Thanks to the heat of the lamps the level of oxygen can fall. As with every living creature, our plants also need fresh air. If they’re being grown out in the open, then this is not something we have to worry about, there’s fresh air aplenty. If we switch to growing indoors, we need another way of providing this fresh air that contains both oxygen and CO2 for our plants, such as carbon burners and ventilation.
With manual ventilation you can talk of a space where a couple of plants are stood where they have access to fresh air for a few hours. In order for this room to have the fresh air, all you need to do is leave a door or window open for a period of time. If you’re not certain you can always do the odour test: if you walk into the room and it smells stale or you don’t feel comfortable there it is time to refresh the air. This is essential for an eventual good harvest.
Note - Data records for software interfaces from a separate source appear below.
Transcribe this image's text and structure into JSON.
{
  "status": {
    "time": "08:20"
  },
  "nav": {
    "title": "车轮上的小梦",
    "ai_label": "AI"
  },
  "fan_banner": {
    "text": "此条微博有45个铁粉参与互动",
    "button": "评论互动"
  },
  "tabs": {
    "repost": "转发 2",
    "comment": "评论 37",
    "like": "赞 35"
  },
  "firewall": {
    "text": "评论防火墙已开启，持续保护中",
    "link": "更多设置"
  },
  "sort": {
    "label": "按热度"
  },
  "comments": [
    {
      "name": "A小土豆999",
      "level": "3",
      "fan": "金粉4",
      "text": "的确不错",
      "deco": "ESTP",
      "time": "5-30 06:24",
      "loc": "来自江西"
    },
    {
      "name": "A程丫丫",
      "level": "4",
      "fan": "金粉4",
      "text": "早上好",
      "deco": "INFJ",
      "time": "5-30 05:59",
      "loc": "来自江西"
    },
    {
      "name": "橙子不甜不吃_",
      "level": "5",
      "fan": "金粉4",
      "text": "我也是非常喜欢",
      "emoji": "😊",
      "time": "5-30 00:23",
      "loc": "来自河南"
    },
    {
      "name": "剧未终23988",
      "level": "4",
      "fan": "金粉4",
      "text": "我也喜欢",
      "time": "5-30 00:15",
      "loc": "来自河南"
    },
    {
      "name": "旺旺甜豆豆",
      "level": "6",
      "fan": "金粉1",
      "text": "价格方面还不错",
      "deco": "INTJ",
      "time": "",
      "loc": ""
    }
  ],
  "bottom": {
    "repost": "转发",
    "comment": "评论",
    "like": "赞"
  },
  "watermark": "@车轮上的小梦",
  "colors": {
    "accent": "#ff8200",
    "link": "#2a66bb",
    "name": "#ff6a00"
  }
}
This method of refreshing the air involves the use of an electrically powered gizmo ranging from the simple bathroom-style fan, up to industrial ventilators depending on the size of your space and number of plants.
Suppose you have a space that’s 2.00 metres long, 1.00 wide and 3.00 high. You need the following calculation: L x B x H x 100 = 2.00 x 1.00 x 3.00 = 6.00 x 100 = 600 m3
That is the volume of air that you have to move with your ventilation and by doing so ensure that your plants have fresh air available to them at all times.